For generations before decimalisation in 1971, people all over the UK would check their change – just in case.

Of the seven coins thought to exist, three are in private collections. This well-preserved example, with a pleasing red-brown patination, offered what the auctioneers called “a once in a generation opportunity”.

The price at the auction on August 11 bears comparison with another rarity relating to the 1933 story – a pattern coin by engraver André Lavrillier.

Lavrillier 1933 penny at Baldwins auction

A Lavrillier pattern for the 1933 penny sold by Baldwin’s of London for £72,000. The unused design was criticised by the Mint committee for the unflattering shape of George V’s neck.

The Frenchman’s design (criticised at the time for the unflattering shape of the neck) was ultimately rejected by the Mint. Of the four patterns that were made, one is held in the Royal Mint Museum, while the other three are in private hands.

On May 4, Baldwin’s of London sold one for £72,000.

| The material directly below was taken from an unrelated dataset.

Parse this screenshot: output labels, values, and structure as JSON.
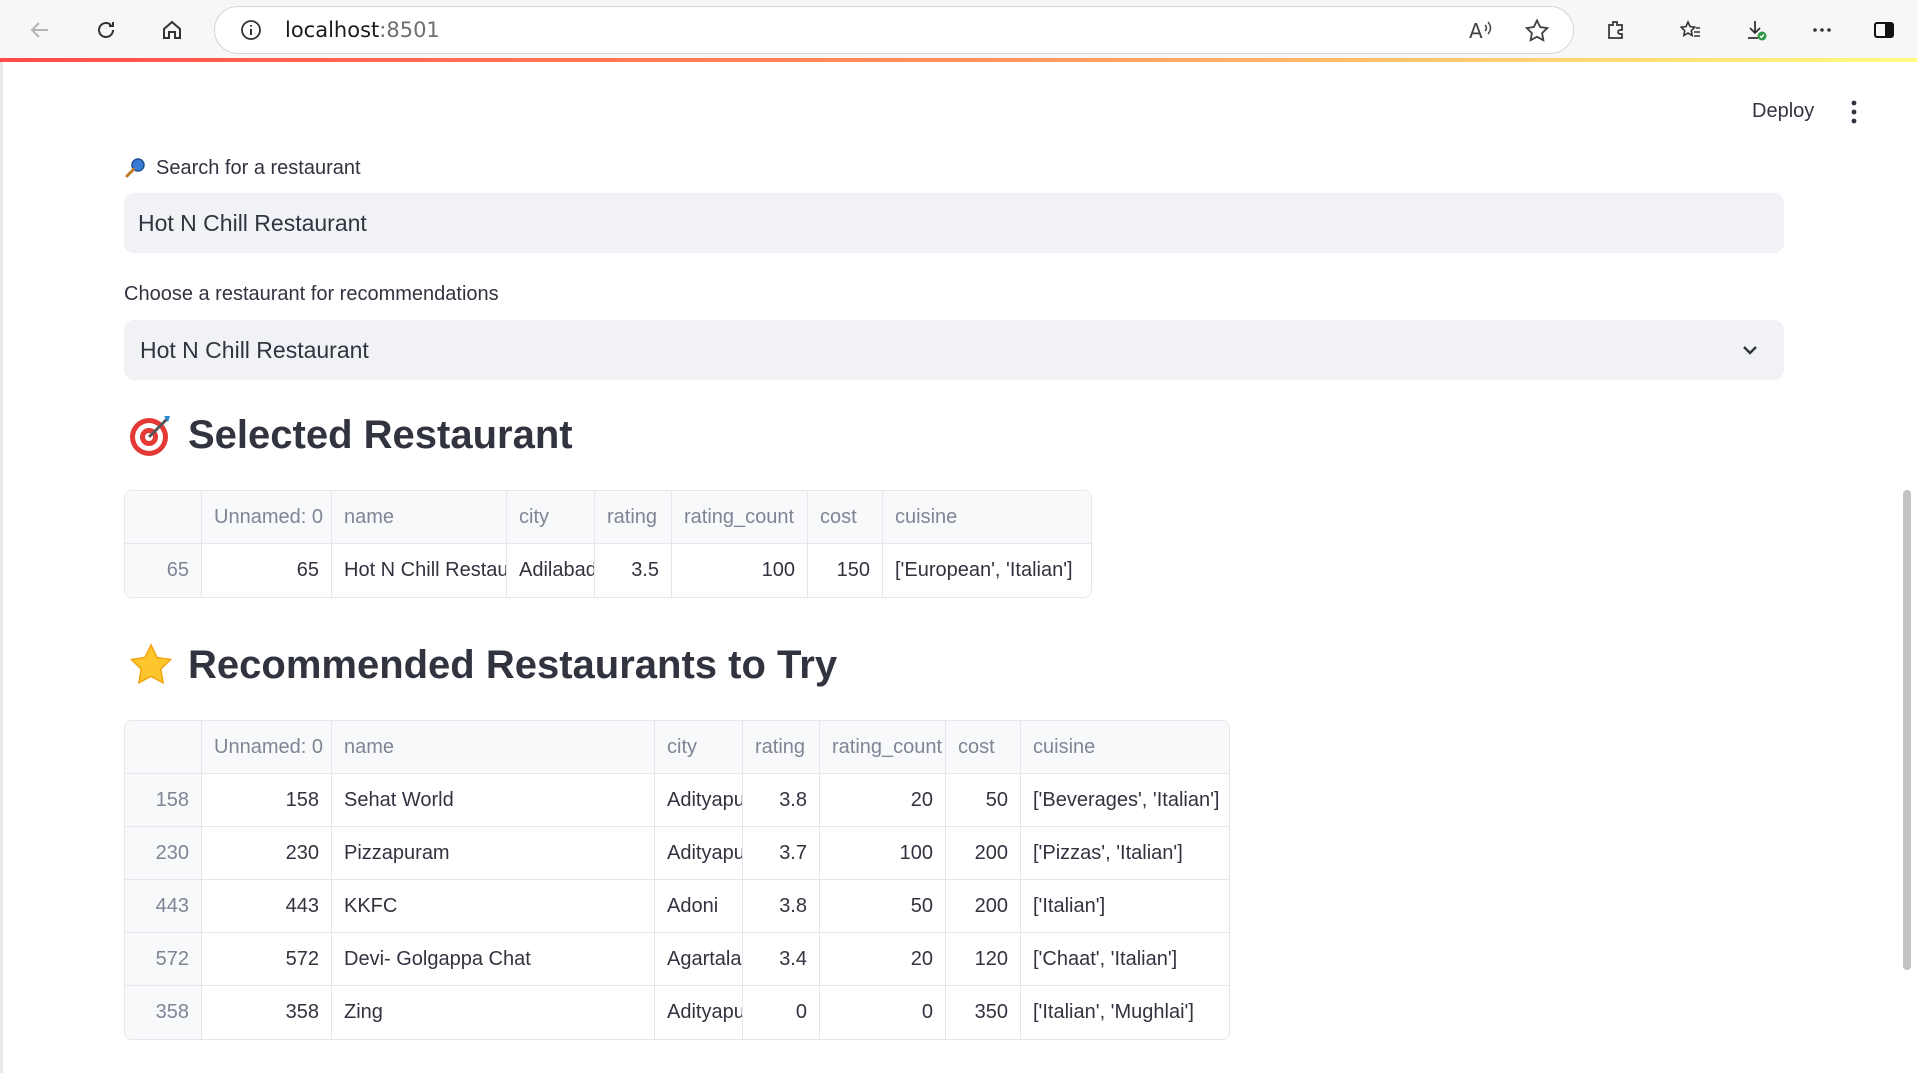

The buyer’s premium at Heritiage Auctions was 17.5% premium.

The buyer’s premium at Baldwin’s was 20%.